= Beginning of Section =
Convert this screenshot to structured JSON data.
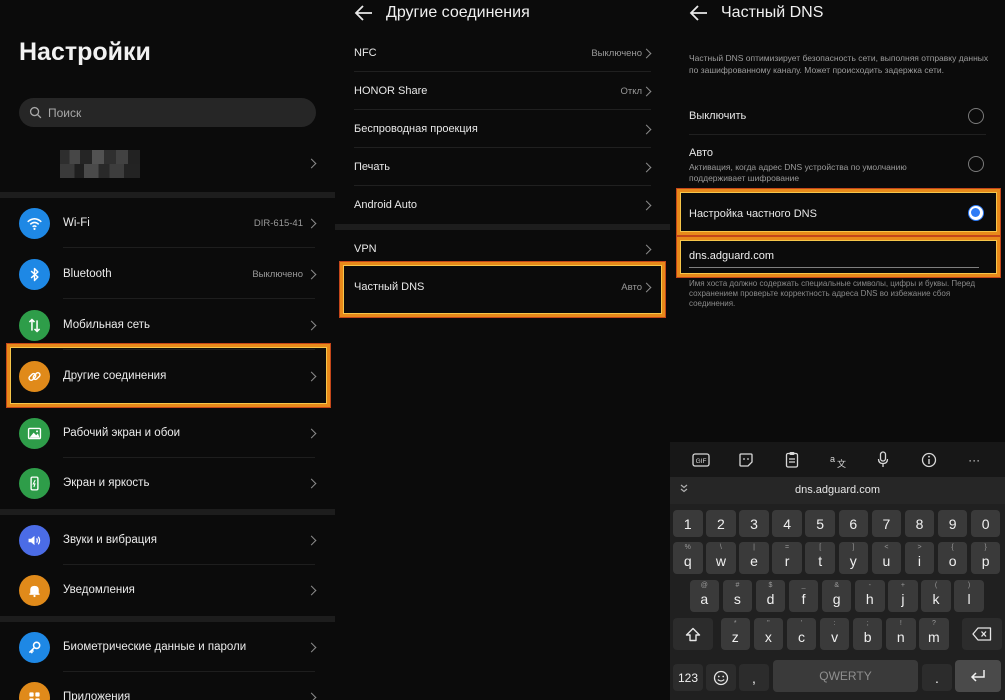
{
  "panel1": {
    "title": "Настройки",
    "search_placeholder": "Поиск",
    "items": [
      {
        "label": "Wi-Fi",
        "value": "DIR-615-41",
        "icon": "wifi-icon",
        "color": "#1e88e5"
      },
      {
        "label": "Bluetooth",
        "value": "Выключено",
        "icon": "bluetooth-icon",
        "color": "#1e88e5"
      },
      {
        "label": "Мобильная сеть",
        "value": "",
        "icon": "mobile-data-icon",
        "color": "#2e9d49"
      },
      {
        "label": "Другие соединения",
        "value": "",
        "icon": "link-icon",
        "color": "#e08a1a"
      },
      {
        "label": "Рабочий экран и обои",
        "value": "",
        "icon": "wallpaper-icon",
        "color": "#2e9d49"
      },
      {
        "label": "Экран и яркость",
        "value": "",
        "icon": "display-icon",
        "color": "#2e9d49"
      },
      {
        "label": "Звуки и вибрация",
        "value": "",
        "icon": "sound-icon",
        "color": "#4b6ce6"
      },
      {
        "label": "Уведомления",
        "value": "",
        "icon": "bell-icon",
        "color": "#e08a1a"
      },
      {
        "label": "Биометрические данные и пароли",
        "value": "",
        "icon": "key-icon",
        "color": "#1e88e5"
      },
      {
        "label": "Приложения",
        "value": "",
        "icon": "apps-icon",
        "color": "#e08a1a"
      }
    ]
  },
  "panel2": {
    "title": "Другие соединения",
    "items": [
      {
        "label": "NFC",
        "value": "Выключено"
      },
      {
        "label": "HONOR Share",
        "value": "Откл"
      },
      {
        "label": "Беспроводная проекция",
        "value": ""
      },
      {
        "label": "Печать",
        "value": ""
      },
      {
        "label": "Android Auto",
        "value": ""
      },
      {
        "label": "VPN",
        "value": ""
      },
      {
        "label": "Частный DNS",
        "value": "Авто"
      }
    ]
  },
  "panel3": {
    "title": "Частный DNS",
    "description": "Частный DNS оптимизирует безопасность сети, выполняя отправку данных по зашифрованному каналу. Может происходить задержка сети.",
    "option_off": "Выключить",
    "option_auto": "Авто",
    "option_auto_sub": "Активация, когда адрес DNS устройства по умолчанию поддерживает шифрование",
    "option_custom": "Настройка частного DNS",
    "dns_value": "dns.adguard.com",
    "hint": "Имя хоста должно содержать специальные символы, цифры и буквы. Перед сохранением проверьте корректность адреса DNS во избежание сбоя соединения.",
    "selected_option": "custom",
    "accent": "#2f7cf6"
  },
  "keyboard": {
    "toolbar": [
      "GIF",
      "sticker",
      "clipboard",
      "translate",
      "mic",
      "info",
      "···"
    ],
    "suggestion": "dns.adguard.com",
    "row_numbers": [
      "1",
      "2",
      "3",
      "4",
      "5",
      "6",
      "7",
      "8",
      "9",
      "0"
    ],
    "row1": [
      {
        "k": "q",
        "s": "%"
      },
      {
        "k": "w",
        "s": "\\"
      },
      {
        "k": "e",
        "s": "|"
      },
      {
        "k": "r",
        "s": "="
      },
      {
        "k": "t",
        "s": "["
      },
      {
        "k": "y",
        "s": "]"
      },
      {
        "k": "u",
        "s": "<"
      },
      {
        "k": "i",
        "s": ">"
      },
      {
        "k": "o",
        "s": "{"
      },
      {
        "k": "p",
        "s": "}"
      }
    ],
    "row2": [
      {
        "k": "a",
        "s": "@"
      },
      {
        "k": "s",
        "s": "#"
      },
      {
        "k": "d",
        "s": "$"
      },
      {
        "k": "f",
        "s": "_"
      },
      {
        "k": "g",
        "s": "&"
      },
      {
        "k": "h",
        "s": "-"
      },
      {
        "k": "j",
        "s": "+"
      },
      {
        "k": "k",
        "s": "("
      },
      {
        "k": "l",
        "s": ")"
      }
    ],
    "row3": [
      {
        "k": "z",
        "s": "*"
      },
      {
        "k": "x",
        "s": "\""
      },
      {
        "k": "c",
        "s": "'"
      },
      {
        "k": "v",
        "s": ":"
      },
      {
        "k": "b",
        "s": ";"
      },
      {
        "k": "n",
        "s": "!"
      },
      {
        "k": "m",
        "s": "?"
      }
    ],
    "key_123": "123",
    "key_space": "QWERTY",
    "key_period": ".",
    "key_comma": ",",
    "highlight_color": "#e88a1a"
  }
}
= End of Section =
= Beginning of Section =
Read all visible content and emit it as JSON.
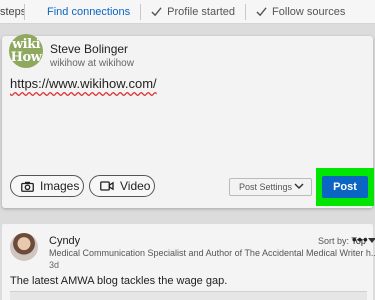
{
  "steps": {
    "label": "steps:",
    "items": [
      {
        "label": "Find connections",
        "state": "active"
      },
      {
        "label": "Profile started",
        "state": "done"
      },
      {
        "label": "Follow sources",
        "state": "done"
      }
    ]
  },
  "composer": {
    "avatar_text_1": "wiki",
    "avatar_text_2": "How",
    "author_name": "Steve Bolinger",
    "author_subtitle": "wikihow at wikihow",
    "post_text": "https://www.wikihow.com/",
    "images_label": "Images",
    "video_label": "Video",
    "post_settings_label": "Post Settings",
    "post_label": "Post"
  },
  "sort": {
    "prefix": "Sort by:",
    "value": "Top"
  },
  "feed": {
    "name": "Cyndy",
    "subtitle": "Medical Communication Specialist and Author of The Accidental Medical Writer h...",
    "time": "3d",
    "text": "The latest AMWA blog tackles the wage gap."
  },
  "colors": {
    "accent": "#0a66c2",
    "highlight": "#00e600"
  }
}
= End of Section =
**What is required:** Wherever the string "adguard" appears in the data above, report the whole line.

**Result of the exercise:**
    "dns_value": "dns.adguard.com",
    "suggestion": "dns.adguard.com",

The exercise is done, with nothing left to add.